Major skills mismatch has its roots in primary school – report

Major skills mismatch has its roots in primary school – report

The mismatch between children’s career aspirations and labour market demand could undermine the fourth industrial revolution, new research shows.

The report was released last week by the OECD and Education and Employers, a UK based charity created in 2009 which aims to provide young people with the inspiration, motivation, knowledge, skills and opportunities they need to help them achieve their potential.

The two organisations found that the skills mismatch those currently being experienced in the labour market – an issue which has its roots in primary school.

The report identifies a number of global trends, drawn from another recently published OECD report, Trends Shaping Education 2019, that are having an impact on education systems.

The trends include globalisation, social change, digitisation and longer working lives, which present major challenges for schools and communities seeking to ensure that all children are adequately equipped for the future.

According to the report, the key lies in widening children’s view of work.

To achieve this, national campaign Inspiring the Future Australia (ITF) is connecting volunteers from the world of work with both primary and secondary school students through a secure online platform.

ITF’s primary school focussed campaign called Primary Futures aims to challenge gender and cultural stereotypes, as well as encourage primary school students to engage with important skills in numeracy and literacy.

This is done through school-based activities that enable students to meet volunteers from different careers, hear about their job and ask them questions.
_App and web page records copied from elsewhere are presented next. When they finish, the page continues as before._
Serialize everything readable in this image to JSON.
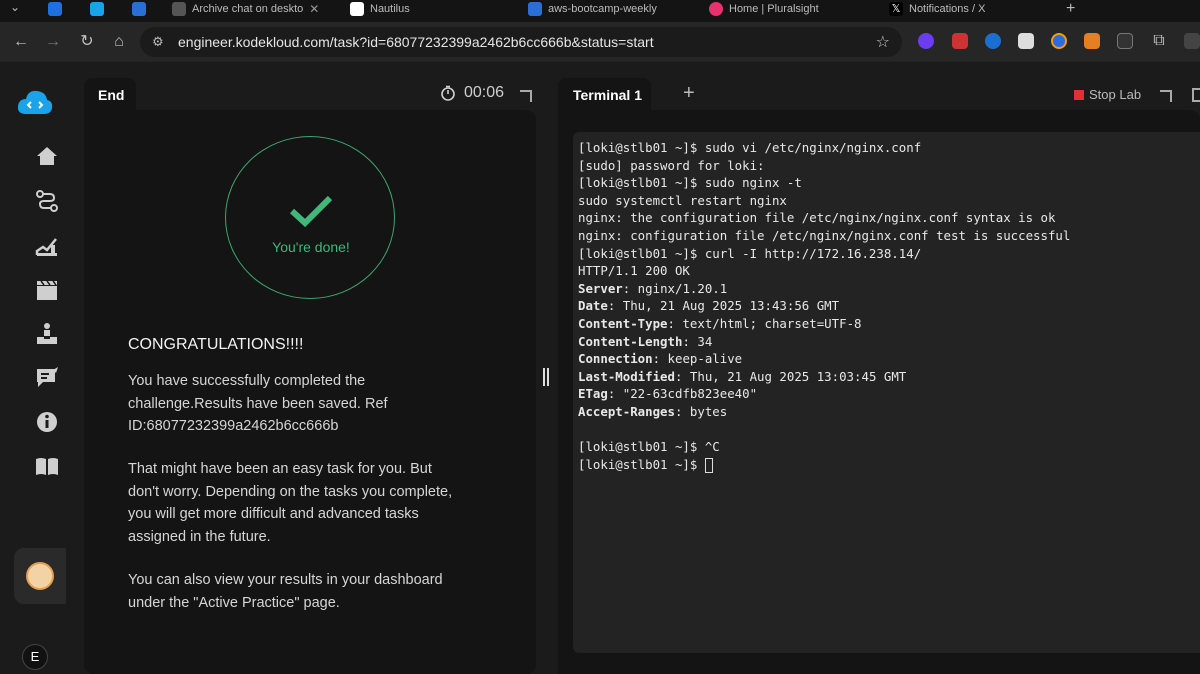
{
  "browser": {
    "tabs": [
      {
        "label": "Archive chat on deskto",
        "color": "#555555"
      },
      {
        "label": "Nautilus",
        "color": "#ffffff"
      },
      {
        "label": "aws-bootcamp-weekly",
        "color": "#2a6fd6"
      },
      {
        "label": "Home | Pluralsight",
        "color": "#e8316e"
      },
      {
        "label": "Notifications / X",
        "color": "#000000"
      }
    ],
    "url": "engineer.kodekloud.com/task?id=68077232399a2462b6cc666b&status=start"
  },
  "left_panel": {
    "tab_label": "End",
    "timer": "00:06",
    "done_text": "You're done!",
    "title": "CONGRATULATIONS!!!!",
    "paragraph1": [
      "You have successfully completed the",
      "challenge.Results have been saved. Ref",
      "ID:68077232399a2462b6cc666b"
    ],
    "paragraph2": [
      "That might have been an easy task for you. But",
      "don't worry. Depending on the tasks you complete,",
      "you will get more difficult and advanced tasks",
      "assigned in the future."
    ],
    "paragraph3": [
      "You can also view your results in your dashboard",
      "under the \"Active Practice\" page."
    ]
  },
  "right_panel": {
    "tab_label": "Terminal 1",
    "stop_label": "Stop Lab",
    "lines": [
      {
        "plain": "[loki@stlb01 ~]$ sudo vi /etc/nginx/nginx.conf"
      },
      {
        "plain": "[sudo] password for loki:"
      },
      {
        "plain": "[loki@stlb01 ~]$ sudo nginx -t"
      },
      {
        "plain": "sudo systemctl restart nginx"
      },
      {
        "plain": "nginx: the configuration file /etc/nginx/nginx.conf syntax is ok"
      },
      {
        "plain": "nginx: configuration file /etc/nginx/nginx.conf test is successful"
      },
      {
        "plain": "[loki@stlb01 ~]$ curl -I http://172.16.238.14/"
      },
      {
        "plain": "HTTP/1.1 200 OK"
      },
      {
        "key": "Server",
        "value": ": nginx/1.20.1"
      },
      {
        "key": "Date",
        "value": ": Thu, 21 Aug 2025 13:43:56 GMT"
      },
      {
        "key": "Content-Type",
        "value": ": text/html; charset=UTF-8"
      },
      {
        "key": "Content-Length",
        "value": ": 34"
      },
      {
        "key": "Connection",
        "value": ": keep-alive"
      },
      {
        "key": "Last-Modified",
        "value": ": Thu, 21 Aug 2025 13:03:45 GMT"
      },
      {
        "key": "ETag",
        "value": ": \"22-63cdfb823ee40\""
      },
      {
        "key": "Accept-Ranges",
        "value": ": bytes"
      },
      {
        "plain": ""
      },
      {
        "plain": "[loki@stlb01 ~]$ ^C"
      },
      {
        "plain": "[loki@stlb01 ~]$ ",
        "cursor": true
      }
    ]
  },
  "sidebar": {
    "icons": [
      "home-icon",
      "route-icon",
      "chart-icon",
      "video-icon",
      "community-icon",
      "chat-icon",
      "info-icon",
      "book-icon"
    ],
    "user_initial": "E"
  },
  "colors": {
    "accent_green": "#3fb879",
    "stop_red": "#e03030",
    "logo_blue": "#1aa3e8"
  }
}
“We now know that this mismatch is set at a young age and heavily influenced by socio-economic background, gender and the role models seen by children,” Nick Chambers, CEO of Education and Employers, said.

“This means we need to engage with children early on to help inspire their interests and career aspirations. They are our future workforce and key to the success of the fourth industrial revolution."